──────── Data excerpts ────────

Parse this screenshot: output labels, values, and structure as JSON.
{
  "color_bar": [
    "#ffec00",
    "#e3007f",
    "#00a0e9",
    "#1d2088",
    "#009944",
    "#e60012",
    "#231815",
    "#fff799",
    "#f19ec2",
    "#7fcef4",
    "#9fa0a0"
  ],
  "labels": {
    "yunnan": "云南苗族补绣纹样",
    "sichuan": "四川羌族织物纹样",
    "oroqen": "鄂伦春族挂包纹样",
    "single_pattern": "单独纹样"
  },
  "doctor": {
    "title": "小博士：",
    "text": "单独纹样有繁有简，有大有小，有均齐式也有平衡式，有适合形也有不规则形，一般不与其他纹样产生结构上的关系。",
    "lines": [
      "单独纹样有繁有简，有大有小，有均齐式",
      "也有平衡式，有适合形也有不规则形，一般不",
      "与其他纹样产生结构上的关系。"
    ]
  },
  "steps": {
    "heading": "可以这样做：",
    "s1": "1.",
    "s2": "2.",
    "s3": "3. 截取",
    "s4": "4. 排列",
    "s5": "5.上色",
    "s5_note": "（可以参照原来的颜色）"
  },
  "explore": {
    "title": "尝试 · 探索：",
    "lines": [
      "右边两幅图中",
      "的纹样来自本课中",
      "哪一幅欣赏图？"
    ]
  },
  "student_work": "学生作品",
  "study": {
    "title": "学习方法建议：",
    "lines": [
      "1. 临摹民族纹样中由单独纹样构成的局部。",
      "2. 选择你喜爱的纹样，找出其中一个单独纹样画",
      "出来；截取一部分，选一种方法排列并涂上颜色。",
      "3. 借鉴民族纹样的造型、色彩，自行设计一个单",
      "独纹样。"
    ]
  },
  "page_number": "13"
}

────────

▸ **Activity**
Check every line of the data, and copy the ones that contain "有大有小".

▸ **The completed task**
    "text": "单独纹样有繁有简，有大有小，有均齐式也有平衡式，有适合形也有不规则形，一般不与其他纹样产生结构上的关系。",
      "单独纹样有繁有简，有大有小，有均齐式",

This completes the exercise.